As became known last weekend, the government had known about the investigation for some time. According to Spiegel Online, the attorney general had informed the Justice Ministry on May 27 about launching the proceedings.

The Justice Ministry confirmed this information, but claimed that Maas had subsequently made clear at all levels of the attorney general’s office that he considered such an approach to be “too tricky, too explosive and hopeless” ( Spiegel Online ).The attorney general’s office reacted promptly and let it be known that there had not been any such clear opposition from the Justice Ministry at any time.

Maassen, who is subordinate to the Interior Ministry and the Chancellery, had already responded to the public criticism with another attack against the media and indirectly the government on Sunday. It had been necessary to proceed legally “against the publication of documents classified as confidential or secret,” he told Bild am Sonntag. It was a matter of ensuring the “viability of his service in the fight against extremism and terrorism.”

The government could have prevented the investigation against Netzpolitik.org from the outset, he said. But they evidently did not want to do so. They only responded when disclosure of the proceedings met with fierce protests.

At a press conference on Monday, a journalist asked the spokesman for the justice minister why he had not used his authority to issue appropriate instructions if he did not agree with the approach of the attorney general’s office. An instruction from the Justice Ministry would have sufficed to stop the investigation into the journalists.

As long as a state prosecutor was not behaving illegally, there was no room for an instruction, was the curt reply by the spokesman.

The Interior Ministry responded similarly evasively. Its communication, said Minister Thomas de Maiziere (CDU), did not know about the proceedings in advance. Only his State Secretary Emily Haber and the department head involved had been informed by the secret service about the charges against Netzpolitik.org. However, the talk had been of charges for the betrayal of official secrets and not state secrets.

The Chancellery Office also said that German Chancellor Angela Merkel had only learned about the proceedings through the media. However, it was revealed on Friday that in the autumn of last year, Chancellery Minister Peter Altmaier (CDU) had complained to the chairman of the NSA Committee of Inquiry, Patrick Sensburg (CDU), that the secret service internal documents before the committee had been leaked and had threatened legal consequences. At that time, Netzpolitik.org had published the content of Altmaier’s letter to Sensburg.

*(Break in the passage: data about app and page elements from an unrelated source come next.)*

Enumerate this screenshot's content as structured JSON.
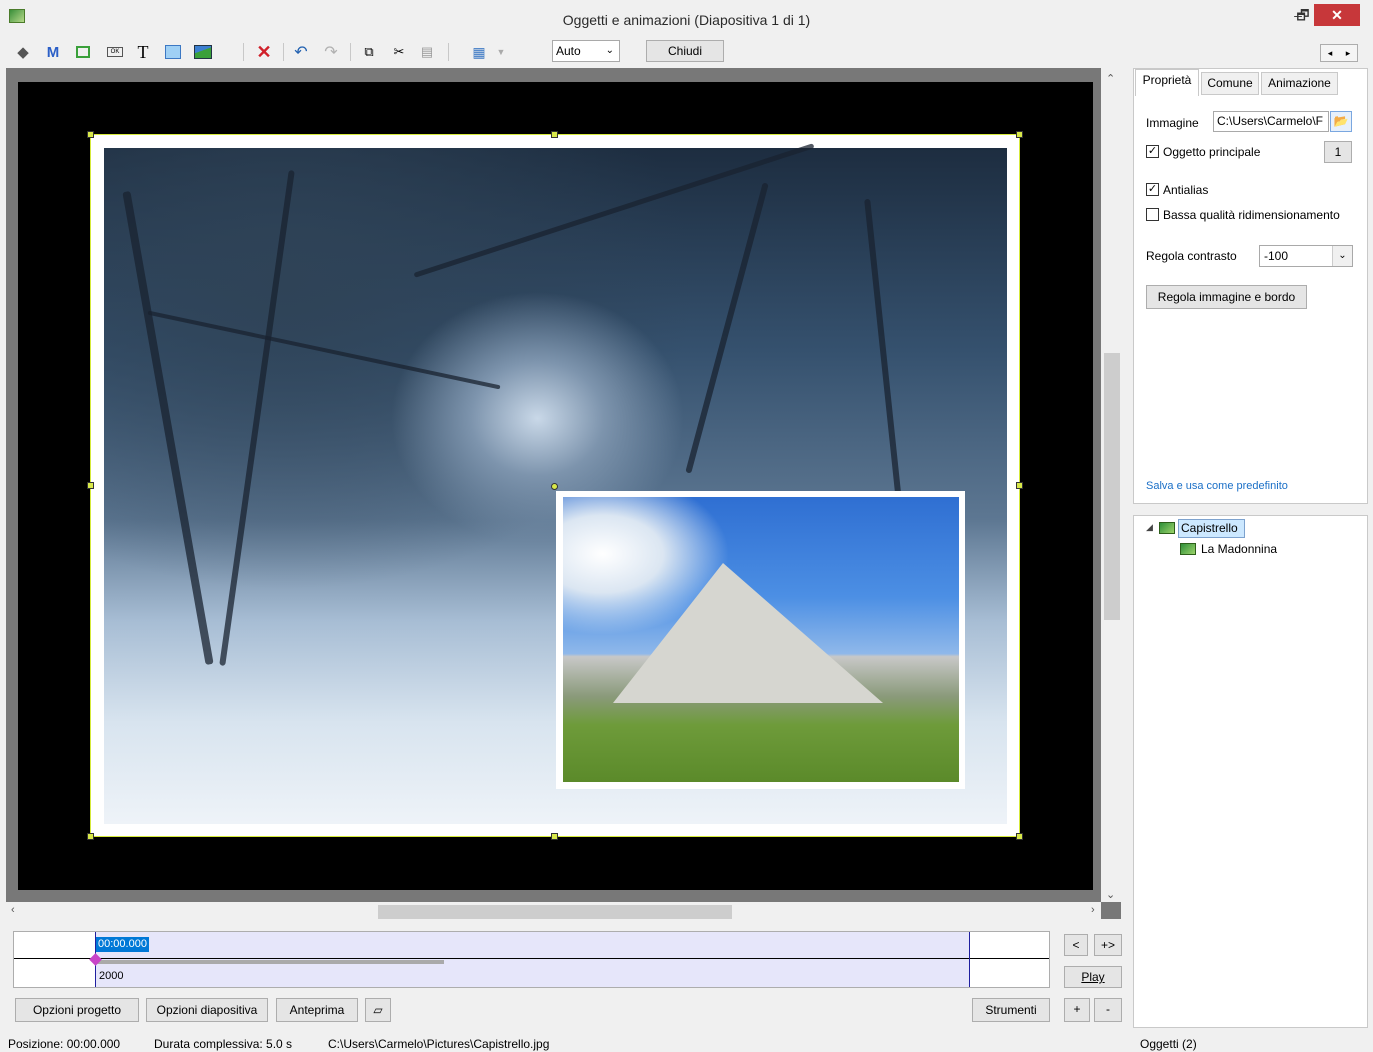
{
  "window": {
    "title": "Oggetti e animazioni  (Diapositiva 1 di 1)",
    "min": "–",
    "max": "🗗",
    "close": "✕"
  },
  "toolbar": {
    "icons": [
      "camera-icon",
      "mask-icon",
      "frame-icon",
      "button-icon",
      "text-icon",
      "rectangle-icon",
      "image-icon",
      "delete-icon",
      "undo-icon",
      "redo-icon",
      "copy-icon",
      "cut-icon",
      "paste-icon",
      "grid-icon"
    ],
    "m_label": "M",
    "t_label": "T",
    "zoom_value": "Auto",
    "close_label": "Chiudi"
  },
  "right_panel": {
    "tabs": [
      "Proprietà",
      "Comune",
      "Animazione"
    ],
    "image_label": "Immagine",
    "image_path": "C:\\Users\\Carmelo\\F",
    "main_object_label": "Oggetto principale",
    "main_object_checked": true,
    "main_object_num": "1",
    "antialias_label": "Antialias",
    "antialias_checked": true,
    "low_quality_label": "Bassa qualità ridimensionamento",
    "low_quality_checked": false,
    "contrast_label": "Regola contrasto",
    "contrast_value": "-100",
    "adjust_button": "Regola immagine e bordo",
    "save_default": "Salva e usa come predefinito"
  },
  "tree": {
    "items": [
      {
        "label": "Capistrello"
      },
      {
        "label": "La Madonnina"
      }
    ]
  },
  "timeline": {
    "time": "00:00.000",
    "value": "2000",
    "prev": "<",
    "next": "+>",
    "play": "Play",
    "plus": "+",
    "minus": "-"
  },
  "bottom_buttons": {
    "project_options": "Opzioni progetto",
    "slide_options": "Opzioni diapositiva",
    "preview": "Anteprima",
    "tools": "Strumenti"
  },
  "status": {
    "position": "Posizione:  00:00.000",
    "duration": "Durata complessiva:  5.0 s",
    "path": "C:\\Users\\Carmelo\\Pictures\\Capistrello.jpg",
    "objects": "Oggetti (2)"
  }
}
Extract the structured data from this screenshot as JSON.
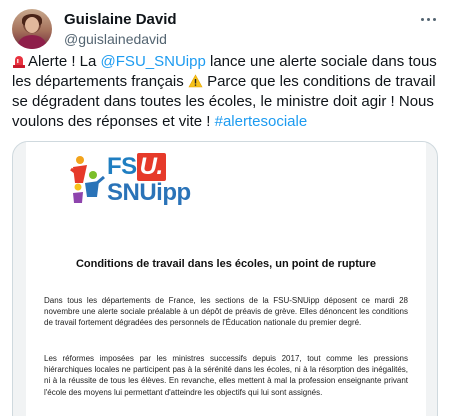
{
  "author": {
    "display_name": "Guislaine David",
    "handle": "@guislainedavid"
  },
  "tweet": {
    "seg1": "Alerte ! La ",
    "mention": "@FSU_SNUipp",
    "seg2": " lance une alerte sociale dans tous les départements français ",
    "seg3": " Parce que les conditions de travail se dégradent dans toutes les écoles, le ministre doit agir ! Nous voulons des réponses et vite ! ",
    "hashtag": "#alertesociale"
  },
  "document": {
    "logo_line1": "FS",
    "logo_u": "U.",
    "logo_line2": "SNUipp",
    "title": "Conditions de travail dans les écoles, un point de rupture",
    "paragraph1": "Dans tous les départements de France, les sections de la FSU-SNUipp déposent ce mardi 28 novembre une alerte sociale préalable à un dépôt de préavis de grève. Elles dénoncent les conditions de travail fortement dégradées des personnels de l'Éducation nationale du premier degré.",
    "paragraph2": "Les réformes imposées par les ministres successifs depuis 2017, tout comme les pressions hiérarchiques locales ne participent pas à la sérénité dans les écoles, ni à la résorption des inégalités, ni à la réussite de tous les élèves. En revanche, elles mettent à mal la profession enseignante privant l'école des moyens lui permettant d'atteindre les objectifs qui lui sont assignés."
  },
  "colors": {
    "link": "#1d9bf0",
    "text": "#0f1419",
    "secondary": "#536471",
    "logo_blue": "#1f7ec1",
    "logo_red": "#e63a2a"
  },
  "icons": {
    "more": "more-horizontal-icon",
    "alarm": "rotating-light-emoji",
    "warning": "warning-emoji"
  }
}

While many media outlets have criticized the attack on Netzpolitik.org, they oppose any weakening of the secret services, let alone their abolition. Rather, they demand that these and the attorney general’s office increasingly focus their attention on the machinations of the US intelligence agencies and more aggressively defend Germany’s national interests.

For example, Heribert Prantl, the lead domestic commentator for the Süddeutsche Zeitung, begins a comment by accusing Range of not having “the independence one expects from an attorney general.” This had been shown in the criminal matters “affecting the German relationship with the US; Range had not dared look into this.”

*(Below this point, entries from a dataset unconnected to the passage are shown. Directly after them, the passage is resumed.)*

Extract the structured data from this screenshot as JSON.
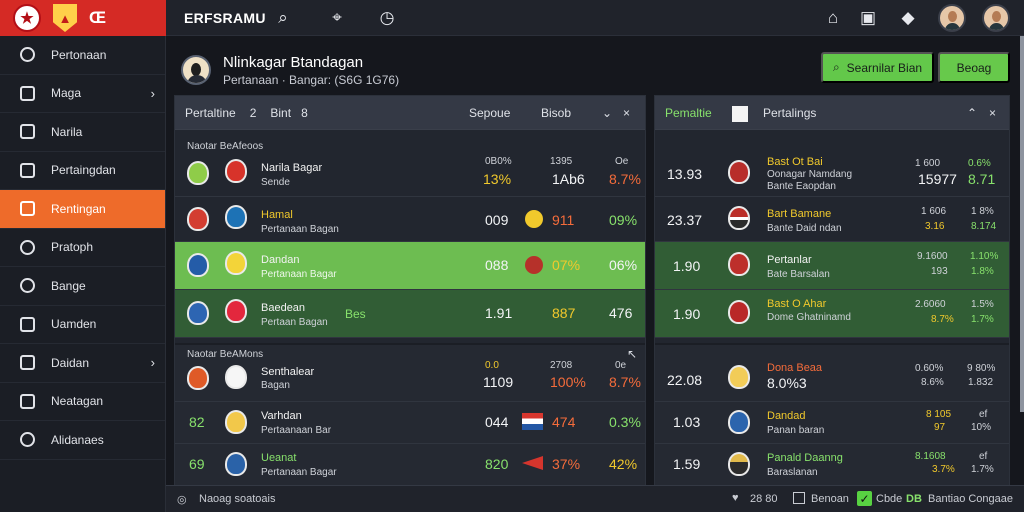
{
  "top": {
    "brand_mark": "Œ",
    "title": "ERFSRAMU"
  },
  "sidebar": {
    "items": [
      {
        "label": "Pertonaan"
      },
      {
        "label": "Maga"
      },
      {
        "label": "Narila"
      },
      {
        "label": "Pertaingdan"
      },
      {
        "label": "Rentingan"
      },
      {
        "label": "Pratoph"
      },
      {
        "label": "Bange"
      },
      {
        "label": "Uamden"
      },
      {
        "label": "Daidan"
      },
      {
        "label": "Neatagan"
      },
      {
        "label": "Alidanaes"
      }
    ]
  },
  "profile": {
    "name": "Nlinkagar Btandagan",
    "sub": "Pertanaan · Bangar: (S6G 1G76)"
  },
  "buttons": {
    "search": "Searnilar Bian",
    "login": "Beoag"
  },
  "left_panel": {
    "head_left": "Pertaltine",
    "head_num": "2",
    "head_mid": "Bint",
    "head_num2": "8",
    "head_right": "Sepoue",
    "head_extra": "Bisob",
    "section_a": "Naotar BeAfeoos",
    "section_b": "Naotar BeAMons",
    "rows": [
      {
        "team": "Narila Bagar",
        "sub": "Sende",
        "a": "0B0%",
        "b": "1395",
        "c": "13%",
        "d": "1Ab6",
        "e": "Oe",
        "f": "8.7%"
      },
      {
        "team": "Hamal",
        "sub": "Pertanaan Bagan",
        "a": "009",
        "b": "911",
        "c": "09%"
      },
      {
        "team": "Dandan",
        "sub": "Pertanaan Bagar",
        "a": "088",
        "b": "07%",
        "c": "06%"
      },
      {
        "team": "Baedean",
        "sub": "Pertaan Bagan",
        "a": "1.91",
        "b": "887",
        "c": "476",
        "tag": "Bes"
      },
      {
        "team": "Senthalear",
        "sub": "Bagan",
        "a": "1109",
        "b": "100%",
        "c": "8.7%",
        "top_a": "0.0",
        "top_b": "2708",
        "top_c": "0e"
      },
      {
        "team": "Varhdan",
        "sub": "Pertaanaan Bar",
        "left": "82",
        "a": "044",
        "b": "474",
        "c": "0.3%"
      },
      {
        "team": "Ueanat",
        "sub": "Pertanaan Bagar",
        "left": "69",
        "a": "820",
        "b": "37%",
        "c": "42%"
      }
    ]
  },
  "right_panel": {
    "head_left": "Pemaltie",
    "head_right": "Pertalings",
    "rows": [
      {
        "left": "13.93",
        "team": "Bast Ot Bai",
        "sub": "Oonagar Namdang",
        "sub2": "Bante Eaopdan",
        "a": "1 600",
        "b": "15977",
        "c": "0.6%",
        "d": "8.71"
      },
      {
        "left": "23.37",
        "team": "Bart Bamane",
        "sub": "Bante Daid ndan",
        "a": "1 606",
        "b": "3.16",
        "c": "1 8%",
        "d": "8.174"
      },
      {
        "left": "1.90",
        "team": "Pertanlar",
        "sub": "Bate Barsalan",
        "a": "9.1600",
        "b": "193",
        "c": "1.10%",
        "d": "1.8%"
      },
      {
        "left": "1.90",
        "team": "Bast O Ahar",
        "sub": "Dome Ghatninamd",
        "a": "2.6060",
        "b": "8.7%",
        "c": "1.5%",
        "d": "1.7%"
      },
      {
        "left": "22.08",
        "team": "Dona Beaa",
        "sub": "8.0%3",
        "a": "0.60%",
        "b": "8.6%",
        "c": "9 80%",
        "d": "1.832"
      },
      {
        "left": "1.03",
        "team": "Dandad",
        "sub": "Panan baran",
        "a": "8 105",
        "b": "97",
        "c": "ef",
        "d": "10%"
      },
      {
        "left": "1.59",
        "team": "Panald Daanng",
        "sub": "Baraslanan",
        "a": "8.1608",
        "b": "3.7%",
        "c": "ef",
        "d": "1.7%"
      }
    ]
  },
  "footer": {
    "left": "Naoag soatoais",
    "r1": "28 80",
    "r2": "Benoan",
    "r3": "Cbde",
    "r4": "DB",
    "r5": "Bantiao Congaae"
  },
  "colors": {
    "accent": "#ee6b2a",
    "green": "#6dbd51",
    "red": "#d52a25"
  }
}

The Left Party also argues along these lines, demanding the attorney general “take his hat home”—not because of the attack on press freedom, but because of the failure to crack down on the NSA. He has to go, demands Left Party Chairman Bernd Riexinger in Handelsblatt, “before more happened, or rather didn’t happen.”

The attacks by the secret service and the attorney general on the freedom of the press, which is largely being supported by the government, are inextricably linked to Germany’s return to a more aggressive foreign policy. Great power politics and militarism go hand in hand with the establishment of a police state and the suppression of all internal opposition. As always in German history, the secret services and the striving of the security apparatus to become a state within the state play an important role.

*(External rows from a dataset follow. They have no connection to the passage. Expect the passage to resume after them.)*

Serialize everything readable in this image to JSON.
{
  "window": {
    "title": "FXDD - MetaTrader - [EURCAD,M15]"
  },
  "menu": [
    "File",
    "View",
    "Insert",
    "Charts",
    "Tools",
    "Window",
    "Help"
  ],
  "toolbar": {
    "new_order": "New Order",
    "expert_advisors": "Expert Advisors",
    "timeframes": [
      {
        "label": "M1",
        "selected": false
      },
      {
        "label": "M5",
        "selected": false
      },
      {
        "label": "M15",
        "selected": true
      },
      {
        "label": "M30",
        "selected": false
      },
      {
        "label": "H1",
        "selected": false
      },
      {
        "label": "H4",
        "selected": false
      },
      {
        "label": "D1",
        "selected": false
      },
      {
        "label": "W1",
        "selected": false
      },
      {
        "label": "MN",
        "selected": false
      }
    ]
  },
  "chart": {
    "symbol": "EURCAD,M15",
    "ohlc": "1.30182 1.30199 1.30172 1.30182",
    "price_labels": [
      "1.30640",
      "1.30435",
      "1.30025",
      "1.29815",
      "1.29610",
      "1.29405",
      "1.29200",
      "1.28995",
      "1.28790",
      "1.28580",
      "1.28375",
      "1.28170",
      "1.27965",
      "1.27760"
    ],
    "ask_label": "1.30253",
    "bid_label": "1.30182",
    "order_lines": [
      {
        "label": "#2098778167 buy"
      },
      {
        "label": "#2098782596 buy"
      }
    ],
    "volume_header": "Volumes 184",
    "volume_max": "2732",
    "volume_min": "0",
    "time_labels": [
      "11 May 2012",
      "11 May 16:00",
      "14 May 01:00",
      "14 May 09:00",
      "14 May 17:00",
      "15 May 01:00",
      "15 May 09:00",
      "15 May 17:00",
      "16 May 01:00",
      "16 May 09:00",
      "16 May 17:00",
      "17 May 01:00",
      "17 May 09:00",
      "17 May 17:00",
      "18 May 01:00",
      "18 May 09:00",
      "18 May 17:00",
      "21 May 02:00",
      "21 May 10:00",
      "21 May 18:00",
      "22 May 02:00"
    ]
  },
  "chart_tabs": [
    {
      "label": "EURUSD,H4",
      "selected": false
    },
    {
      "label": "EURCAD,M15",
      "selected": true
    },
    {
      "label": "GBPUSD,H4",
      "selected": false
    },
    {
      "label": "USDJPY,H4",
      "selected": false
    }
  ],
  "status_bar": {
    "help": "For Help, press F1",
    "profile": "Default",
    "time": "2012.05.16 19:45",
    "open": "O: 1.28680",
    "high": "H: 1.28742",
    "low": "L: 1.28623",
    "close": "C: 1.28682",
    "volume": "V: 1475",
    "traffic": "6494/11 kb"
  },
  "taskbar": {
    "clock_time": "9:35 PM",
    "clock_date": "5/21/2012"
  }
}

The events that led to the dismissal of the German Attorney General Harald Range show the true extent of the preparations to erect an authoritarian state in which freedom of speech and basic democratic rights are suppressed: here.